◆ What the exercise asks: The lines to copy from the listing below are those that contain the string "name".

Dataset below:

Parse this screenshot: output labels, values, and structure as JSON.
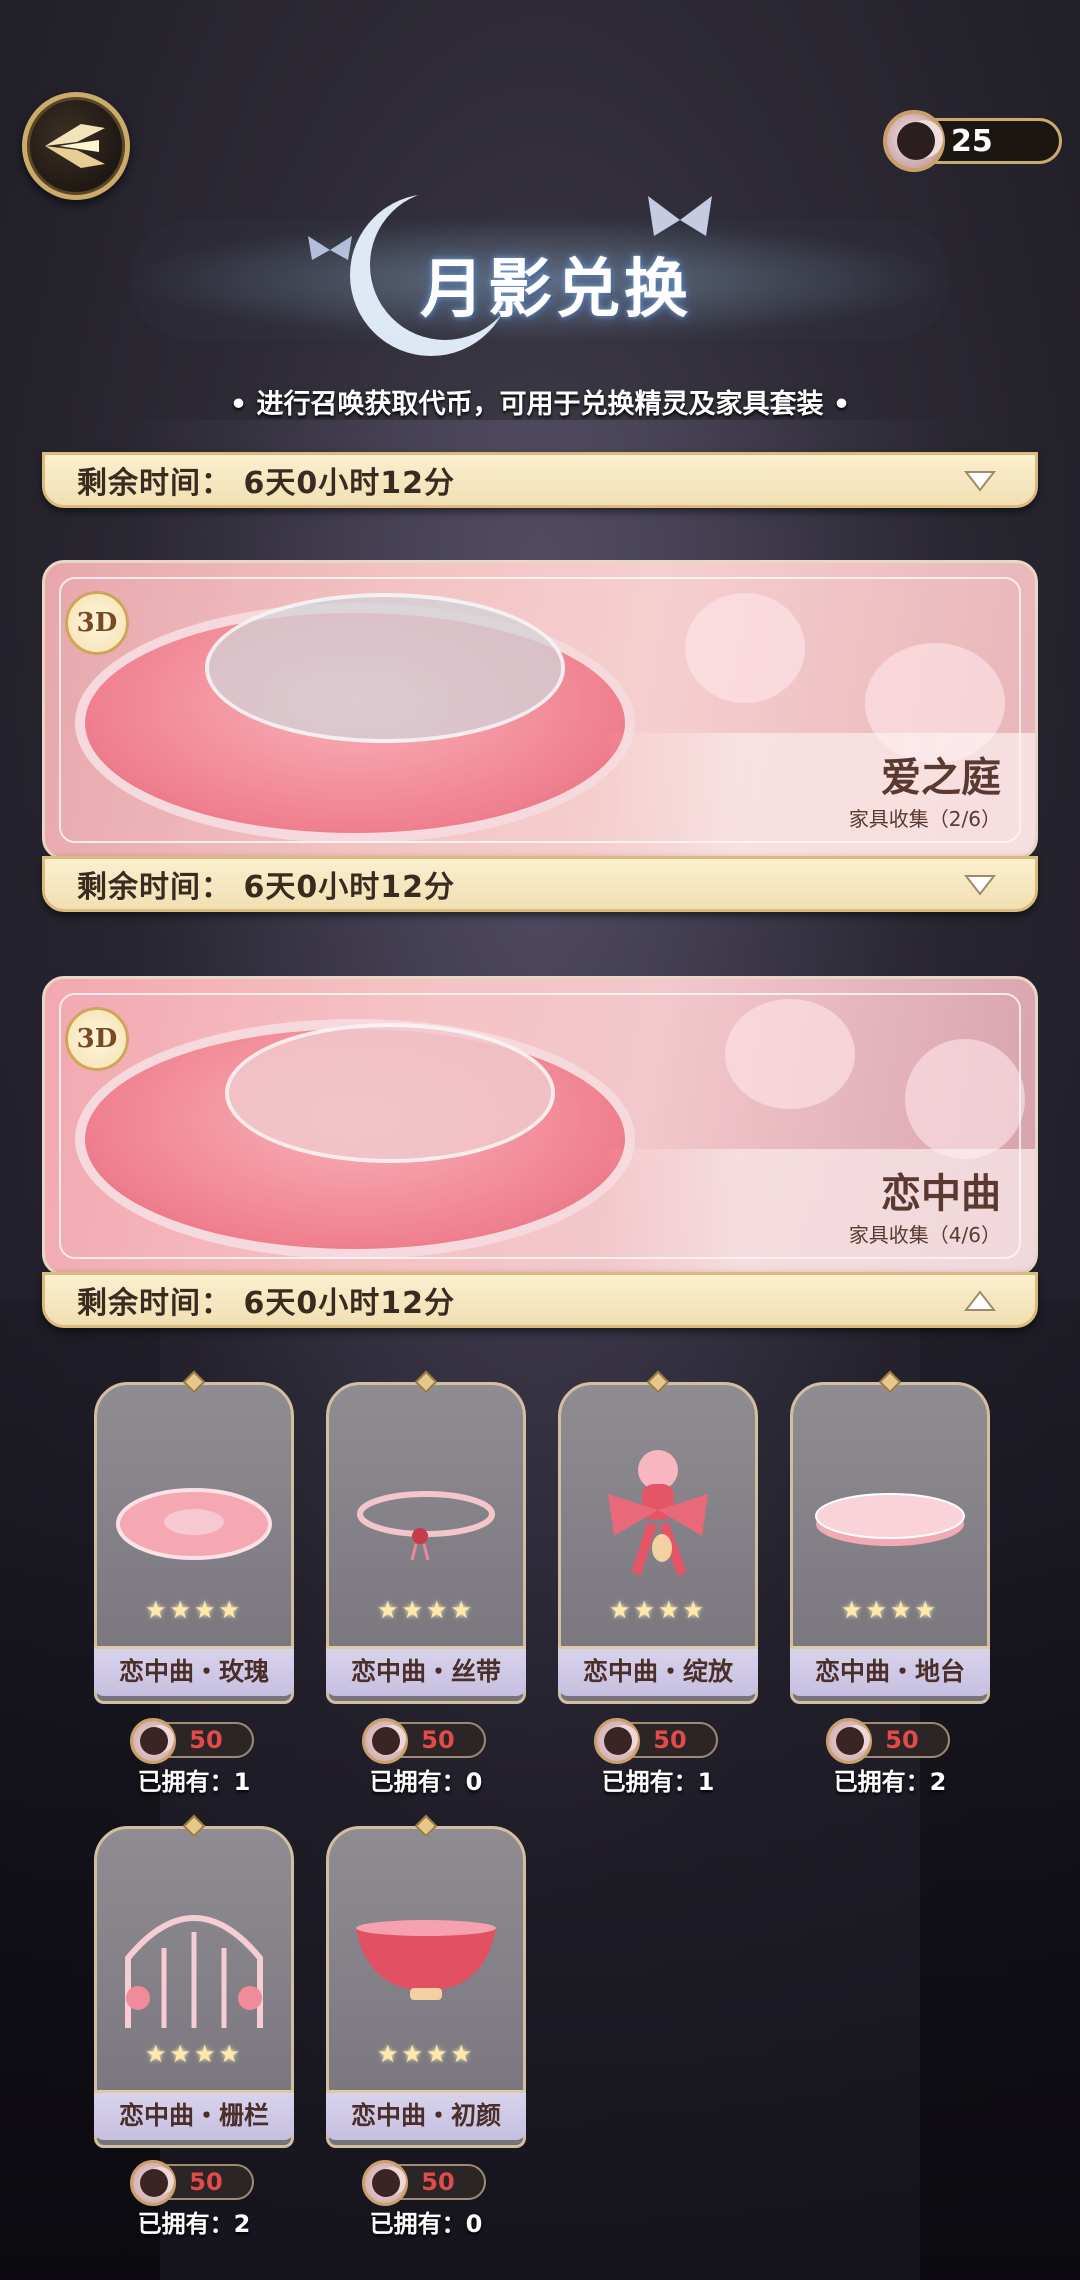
{
  "header": {
    "currency_count": "25",
    "title": "月影兑换",
    "subtitle": "• 进行召唤获取代币，可用于兑换精灵及家具套装 •"
  },
  "timer_top": {
    "label": "剩余时间：  6天0小时12分"
  },
  "sets": [
    {
      "badge": "3D",
      "name": "爱之庭",
      "collection": "家具收集（2/6）",
      "timer": "剩余时间：  6天0小时12分",
      "expanded": false
    },
    {
      "badge": "3D",
      "name": "恋中曲",
      "collection": "家具收集（4/6）",
      "timer": "剩余时间：  6天0小时12分",
      "expanded": true
    }
  ],
  "items": [
    {
      "name": "恋中曲・玫瑰",
      "stars": "★★★★",
      "price": "50",
      "owned": "已拥有：1",
      "art": "round-rug"
    },
    {
      "name": "恋中曲・丝带",
      "stars": "★★★★",
      "price": "50",
      "owned": "已拥有：0",
      "art": "ribbon-wreath"
    },
    {
      "name": "恋中曲・绽放",
      "stars": "★★★★",
      "price": "50",
      "owned": "已拥有：1",
      "art": "bow-vase"
    },
    {
      "name": "恋中曲・地台",
      "stars": "★★★★",
      "price": "50",
      "owned": "已拥有：2",
      "art": "platform"
    },
    {
      "name": "恋中曲・栅栏",
      "stars": "★★★★",
      "price": "50",
      "owned": "已拥有：2",
      "art": "arch-fence"
    },
    {
      "name": "恋中曲・初颜",
      "stars": "★★★★",
      "price": "50",
      "owned": "已拥有：0",
      "art": "bowl"
    }
  ],
  "icons": {
    "back": "wing-back-arrow-icon",
    "currency": "moon-token-icon",
    "collapse": "triangle-down-icon",
    "expand": "triangle-up-icon"
  },
  "colors": {
    "gold_border": "#c9ab6a",
    "price_red": "#e24b4b",
    "label_lavender": "#c6bfe0"
  }
}
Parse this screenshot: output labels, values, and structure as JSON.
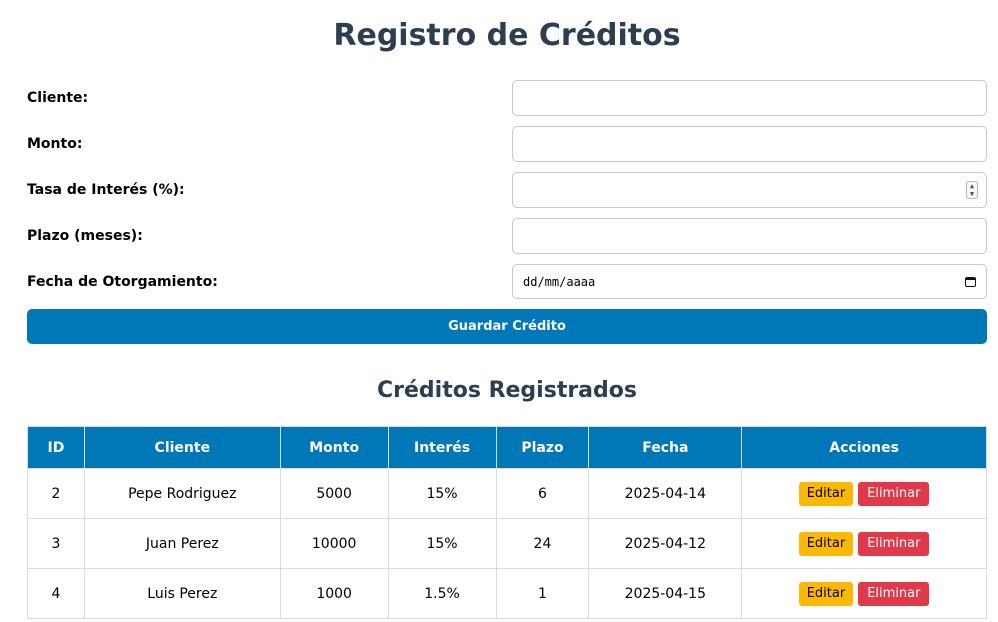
{
  "page": {
    "title": "Registro de Créditos"
  },
  "form": {
    "fields": [
      {
        "label": "Cliente:",
        "value": "",
        "type": "text"
      },
      {
        "label": "Monto:",
        "value": "",
        "type": "text"
      },
      {
        "label": "Tasa de Interés (%):",
        "value": "",
        "type": "number"
      },
      {
        "label": "Plazo (meses):",
        "value": "",
        "type": "text"
      },
      {
        "label": "Fecha de Otorgamiento:",
        "value": "",
        "type": "date",
        "placeholder": "dd/mm/aaaa"
      }
    ],
    "submit_label": "Guardar Crédito"
  },
  "list": {
    "title": "Créditos Registrados",
    "columns": [
      "ID",
      "Cliente",
      "Monto",
      "Interés",
      "Plazo",
      "Fecha",
      "Acciones"
    ],
    "rows": [
      {
        "id": "2",
        "cliente": "Pepe Rodriguez",
        "monto": "5000",
        "interes": "15%",
        "plazo": "6",
        "fecha": "2025-04-14"
      },
      {
        "id": "3",
        "cliente": "Juan Perez",
        "monto": "10000",
        "interes": "15%",
        "plazo": "24",
        "fecha": "2025-04-12"
      },
      {
        "id": "4",
        "cliente": "Luis Perez",
        "monto": "1000",
        "interes": "1.5%",
        "plazo": "1",
        "fecha": "2025-04-15"
      }
    ],
    "edit_label": "Editar",
    "delete_label": "Eliminar"
  },
  "colors": {
    "primary": "#0077b6",
    "heading": "#2c3e50",
    "edit": "#ffb800",
    "delete": "#e03a4a"
  }
}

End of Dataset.

◆ Answer to this exercise:
      "name": "爱之庭",
      "name": "恋中曲",
      "name": "恋中曲・玫瑰",
      "name": "恋中曲・丝带",
      "name": "恋中曲・绽放",
      "name": "恋中曲・地台",
      "name": "恋中曲・栅栏",
      "name": "恋中曲・初颜",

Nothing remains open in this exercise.